Provided information:
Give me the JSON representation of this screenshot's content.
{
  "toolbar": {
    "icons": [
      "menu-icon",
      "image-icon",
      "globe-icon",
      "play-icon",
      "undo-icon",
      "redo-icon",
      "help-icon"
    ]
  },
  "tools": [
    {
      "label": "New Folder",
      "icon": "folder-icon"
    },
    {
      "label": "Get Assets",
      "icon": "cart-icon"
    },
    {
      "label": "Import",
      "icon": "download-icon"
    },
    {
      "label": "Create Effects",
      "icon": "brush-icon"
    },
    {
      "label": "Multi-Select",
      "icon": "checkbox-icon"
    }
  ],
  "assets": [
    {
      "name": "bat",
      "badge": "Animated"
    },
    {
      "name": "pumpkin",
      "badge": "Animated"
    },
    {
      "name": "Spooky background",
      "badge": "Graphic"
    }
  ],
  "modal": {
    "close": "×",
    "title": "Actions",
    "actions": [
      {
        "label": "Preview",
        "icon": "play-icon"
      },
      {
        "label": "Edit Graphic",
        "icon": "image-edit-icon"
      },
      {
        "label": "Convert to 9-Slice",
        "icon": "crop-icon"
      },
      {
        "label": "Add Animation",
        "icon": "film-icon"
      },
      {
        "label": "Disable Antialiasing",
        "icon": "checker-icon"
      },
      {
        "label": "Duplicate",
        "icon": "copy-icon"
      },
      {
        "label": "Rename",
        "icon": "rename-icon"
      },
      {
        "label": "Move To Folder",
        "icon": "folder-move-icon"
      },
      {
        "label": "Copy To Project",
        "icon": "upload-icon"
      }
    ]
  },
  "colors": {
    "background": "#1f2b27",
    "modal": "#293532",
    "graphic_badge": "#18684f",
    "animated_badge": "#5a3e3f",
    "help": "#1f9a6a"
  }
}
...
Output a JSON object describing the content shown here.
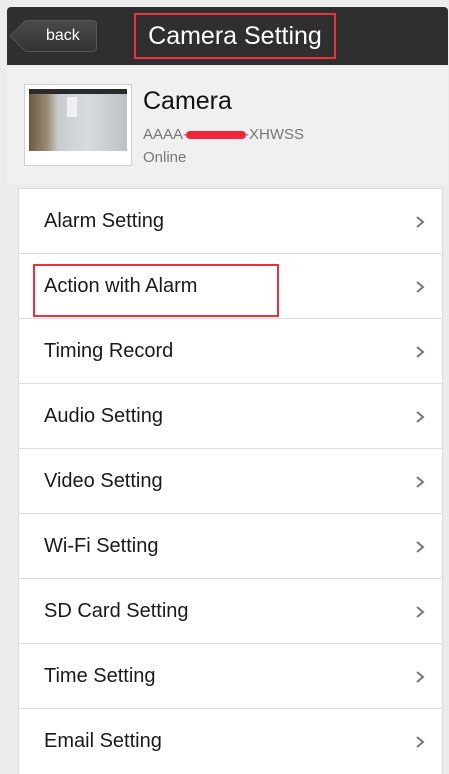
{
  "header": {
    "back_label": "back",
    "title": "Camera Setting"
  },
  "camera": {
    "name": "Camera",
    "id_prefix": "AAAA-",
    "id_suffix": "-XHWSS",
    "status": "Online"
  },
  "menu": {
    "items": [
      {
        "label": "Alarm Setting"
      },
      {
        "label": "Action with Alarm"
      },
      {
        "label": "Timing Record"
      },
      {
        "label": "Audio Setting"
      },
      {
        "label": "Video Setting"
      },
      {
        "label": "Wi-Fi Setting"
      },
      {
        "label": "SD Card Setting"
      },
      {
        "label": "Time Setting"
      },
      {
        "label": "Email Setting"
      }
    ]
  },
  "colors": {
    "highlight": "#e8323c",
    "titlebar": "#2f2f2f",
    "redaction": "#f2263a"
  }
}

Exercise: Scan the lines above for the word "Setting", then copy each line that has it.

Written reply:
    "title": "Camera Setting"
        "label": "Alarm Setting"
        "label": "Audio Setting"
        "label": "Video Setting"
        "label": "Wi-Fi Setting"
        "label": "SD Card Setting"
        "label": "Time Setting"
        "label": "Email Setting"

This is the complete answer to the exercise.